WORK INSTRUCTION: Filter the lines below, keeping each one that holds "price".

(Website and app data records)
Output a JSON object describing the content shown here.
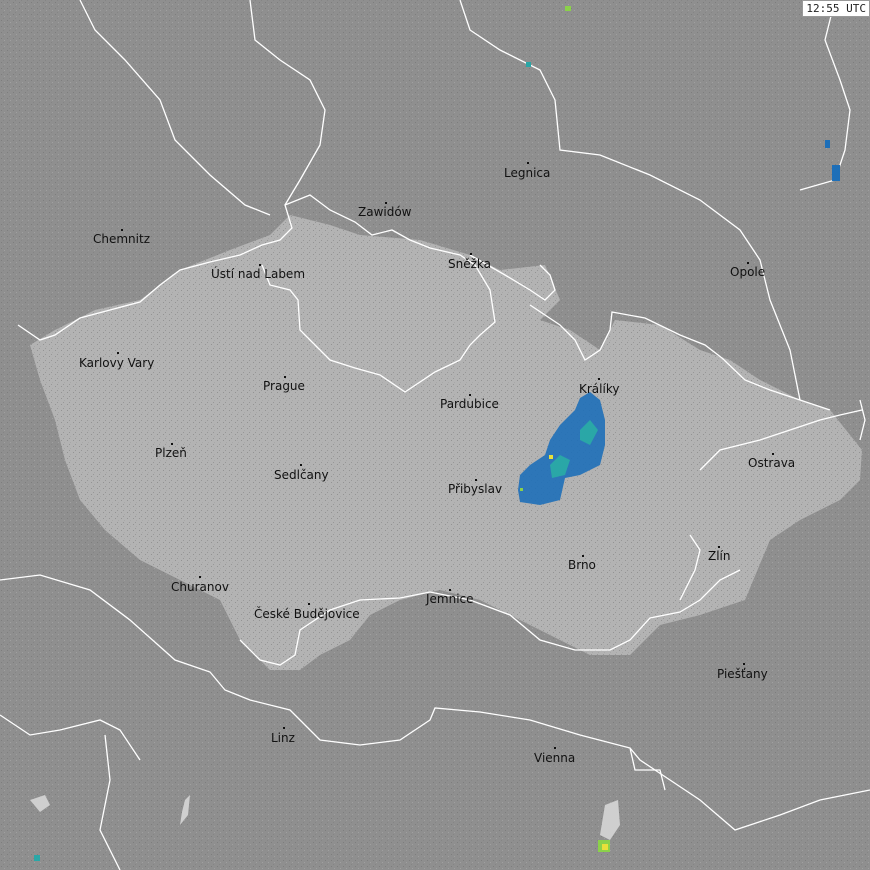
{
  "timestamp": "12:55 UTC",
  "colors": {
    "background": "#8f8f8f",
    "highlight_region": "#b3b3b3",
    "border_line": "#ffffff",
    "precip_blue": "#1e6fb8",
    "precip_teal": "#2aa7a7",
    "precip_green": "#8bd14a",
    "precip_yellow": "#e8e03a"
  },
  "cities": [
    {
      "id": "chemnitz",
      "label": "Chemnitz"
    },
    {
      "id": "zawidow",
      "label": "Zawidów"
    },
    {
      "id": "legnica",
      "label": "Legnica"
    },
    {
      "id": "usti",
      "label": "Ústí nad Labem"
    },
    {
      "id": "snezka",
      "label": "Sněžka"
    },
    {
      "id": "opole",
      "label": "Opole"
    },
    {
      "id": "karlovy-vary",
      "label": "Karlovy Vary"
    },
    {
      "id": "prague",
      "label": "Prague"
    },
    {
      "id": "kraliky",
      "label": "Králíky"
    },
    {
      "id": "pardubice",
      "label": "Pardubice"
    },
    {
      "id": "plzen",
      "label": "Plzeň"
    },
    {
      "id": "ostrava",
      "label": "Ostrava"
    },
    {
      "id": "sedlcany",
      "label": "Sedlčany"
    },
    {
      "id": "pribyslav",
      "label": "Přibyslav"
    },
    {
      "id": "zlin",
      "label": "Zlín"
    },
    {
      "id": "brno",
      "label": "Brno"
    },
    {
      "id": "churanov",
      "label": "Churanov"
    },
    {
      "id": "jemnice",
      "label": "Jemnice"
    },
    {
      "id": "ceske-budejovice",
      "label": "České Budějovice"
    },
    {
      "id": "piestany",
      "label": "Piešťany"
    },
    {
      "id": "linz",
      "label": "Linz"
    },
    {
      "id": "vienna",
      "label": "Vienna"
    }
  ]
}
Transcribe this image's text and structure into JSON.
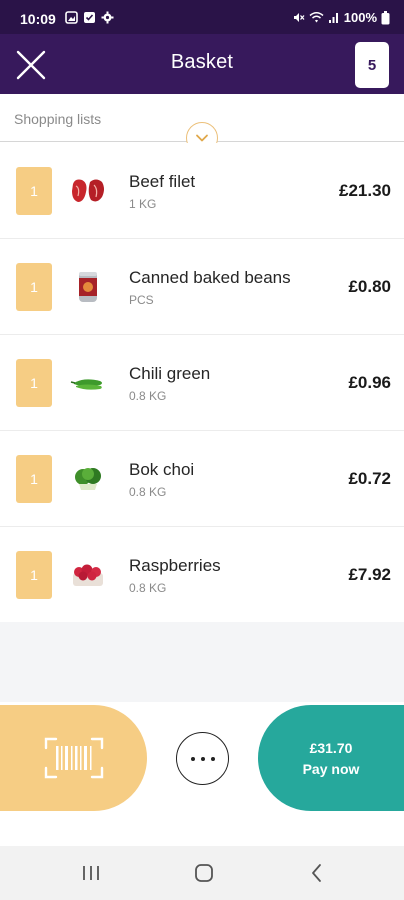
{
  "status_bar": {
    "time": "10:09",
    "battery_text": "100%",
    "icons_left": [
      "image-icon",
      "check-square-icon",
      "gear-icon"
    ],
    "icons_right": [
      "mute-icon",
      "wifi-icon",
      "signal-icon",
      "battery-icon"
    ]
  },
  "header": {
    "title": "Basket",
    "basket_count": "5",
    "close_icon": "close-icon"
  },
  "shopping_lists": {
    "label": "Shopping lists",
    "expand_icon": "chevron-down-icon"
  },
  "items": [
    {
      "qty": "1",
      "name": "Beef filet",
      "unit": "1 KG",
      "price": "£21.30",
      "icon": "beef-icon"
    },
    {
      "qty": "1",
      "name": "Canned baked beans",
      "unit": "PCS",
      "price": "£0.80",
      "icon": "can-icon"
    },
    {
      "qty": "1",
      "name": "Chili green",
      "unit": "0.8 KG",
      "price": "£0.96",
      "icon": "chili-icon"
    },
    {
      "qty": "1",
      "name": "Bok choi",
      "unit": "0.8 KG",
      "price": "£0.72",
      "icon": "bok-choi-icon"
    },
    {
      "qty": "1",
      "name": "Raspberries",
      "unit": "0.8 KG",
      "price": "£7.92",
      "icon": "raspberries-icon"
    }
  ],
  "actions": {
    "scan_icon": "barcode-scan-icon",
    "more_icon": "more-icon",
    "pay_amount": "£31.70",
    "pay_label": "Pay now"
  },
  "nav": {
    "recents_icon": "recents-icon",
    "home_icon": "home-icon",
    "back_icon": "back-icon"
  },
  "colors": {
    "header": "#37195c",
    "status_bar": "#2a1348",
    "accent_yellow": "#f6cd84",
    "pay_teal": "#26a89c"
  }
}
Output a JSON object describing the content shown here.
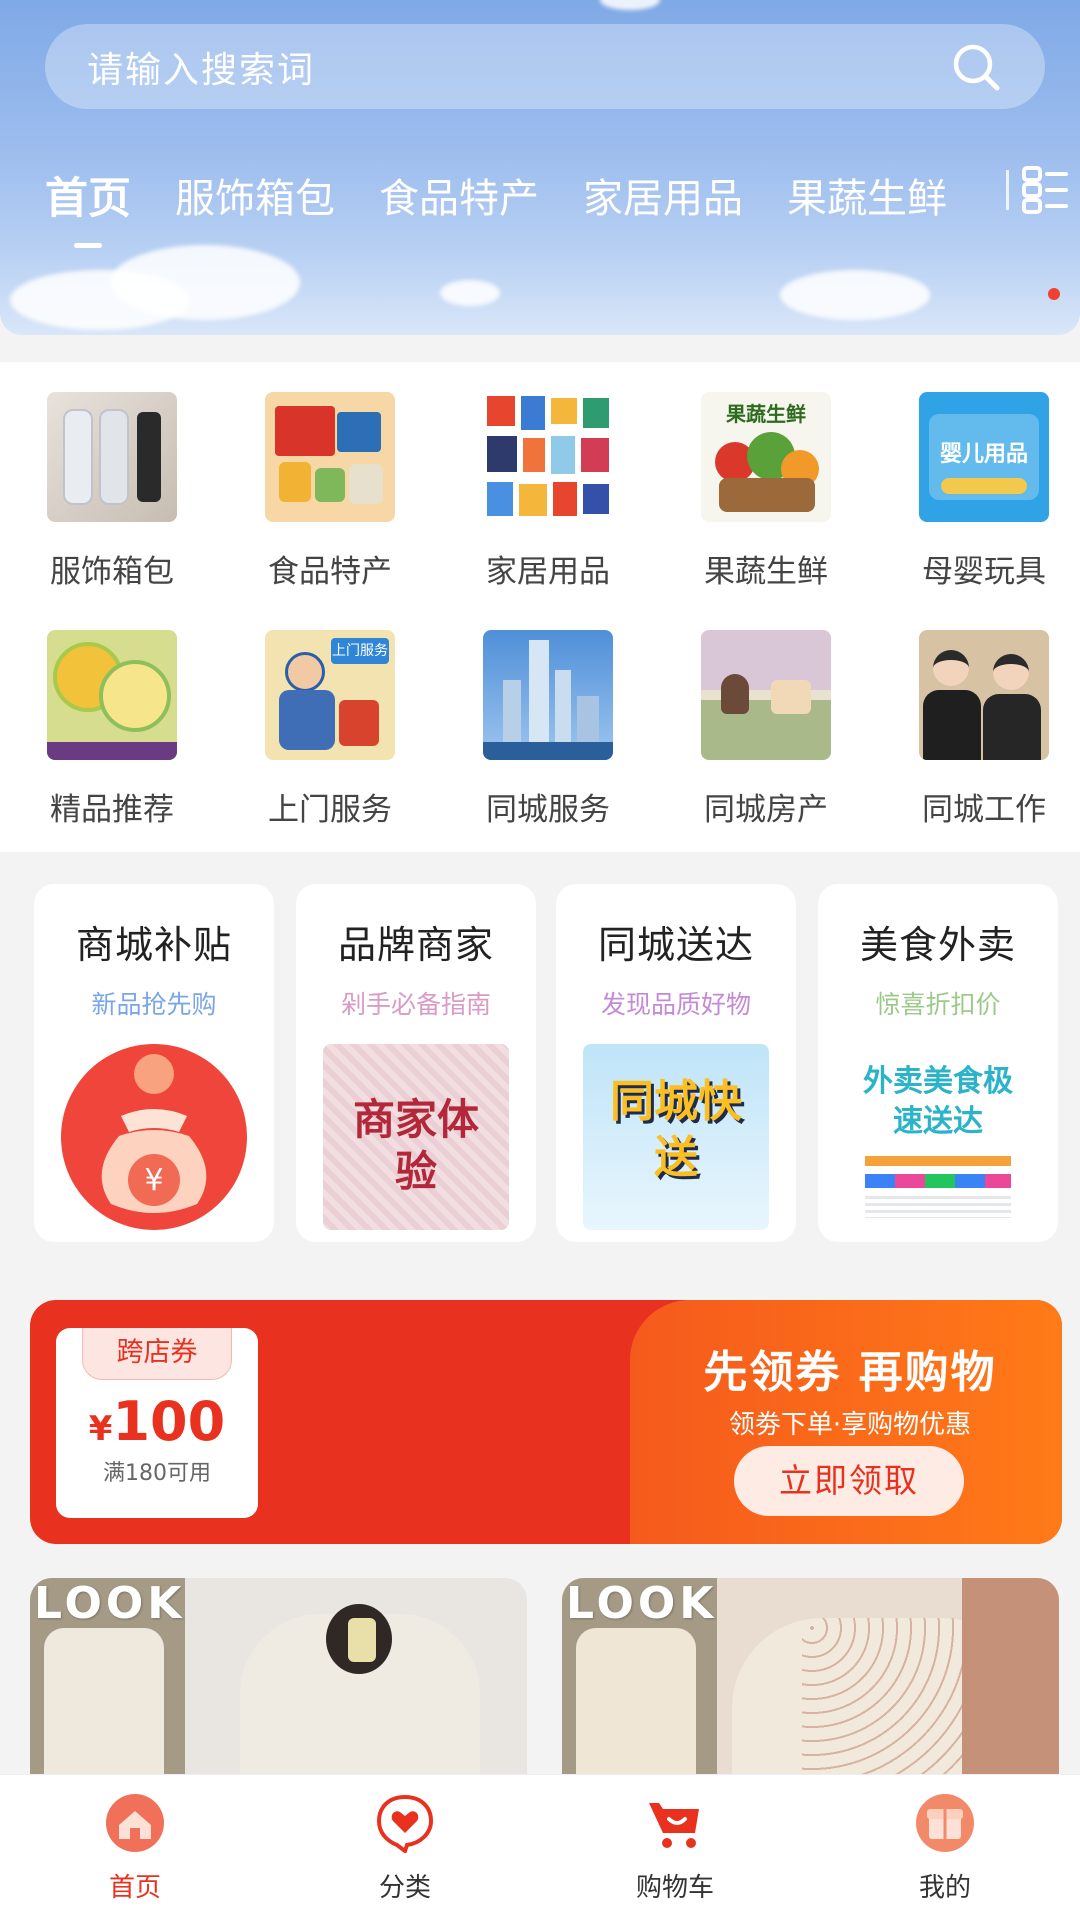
{
  "header": {
    "search": {
      "placeholder": "请输入搜索词"
    },
    "tabs": [
      {
        "label": "首页",
        "active": true
      },
      {
        "label": "服饰箱包"
      },
      {
        "label": "食品特产"
      },
      {
        "label": "家居用品"
      },
      {
        "label": "果蔬生鲜"
      }
    ]
  },
  "categories": [
    {
      "label": "服饰箱包",
      "icon": "clothing-thumbnail"
    },
    {
      "label": "食品特产",
      "icon": "food-thumbnail"
    },
    {
      "label": "家居用品",
      "icon": "household-thumbnail"
    },
    {
      "label": "果蔬生鲜",
      "icon": "produce-thumbnail",
      "img_text": "果蔬生鲜"
    },
    {
      "label": "母婴玩具",
      "icon": "baby-toys-thumbnail",
      "img_text": "婴儿用品"
    },
    {
      "label": "精品推荐",
      "icon": "featured-thumbnail"
    },
    {
      "label": "上门服务",
      "icon": "home-service-thumbnail",
      "img_text": "上门服务"
    },
    {
      "label": "同城服务",
      "icon": "city-service-thumbnail"
    },
    {
      "label": "同城房产",
      "icon": "real-estate-thumbnail"
    },
    {
      "label": "同城工作",
      "icon": "jobs-thumbnail"
    }
  ],
  "features": [
    {
      "title": "商城补贴",
      "subtitle": "新品抢先购",
      "subtitle_color": "#7ba6e6",
      "img_text": "¥"
    },
    {
      "title": "品牌商家",
      "subtitle": "剁手必备指南",
      "subtitle_color": "#d99bc6",
      "img_text": "商家体验"
    },
    {
      "title": "同城送达",
      "subtitle": "发现品质好物",
      "subtitle_color": "#c48ad6",
      "img_text": "同城快送"
    },
    {
      "title": "美食外卖",
      "subtitle": "惊喜折扣价",
      "subtitle_color": "#9cc98a",
      "img_text": "外卖美食极速送达"
    }
  ],
  "coupon": {
    "tag": "跨店券",
    "currency": "¥",
    "amount": "100",
    "condition": "满180可用",
    "headline": "先领券 再购物",
    "subline": "领劵下单·享购物优惠",
    "button": "立即领取",
    "colors": {
      "left": "#e8321f",
      "right": "#ff7a18"
    }
  },
  "products": [
    {
      "overlay": "LOOK"
    },
    {
      "overlay": "LOOK"
    }
  ],
  "bottom_nav": [
    {
      "label": "首页",
      "icon": "home-icon",
      "active": true
    },
    {
      "label": "分类",
      "icon": "category-heart-icon"
    },
    {
      "label": "购物车",
      "icon": "cart-icon"
    },
    {
      "label": "我的",
      "icon": "profile-icon"
    }
  ]
}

TASK ANSWER:
      "price": "£21.30",
      "price": "£0.80",
      "price": "£0.96",
      "price": "£0.72",
      "price": "£7.92",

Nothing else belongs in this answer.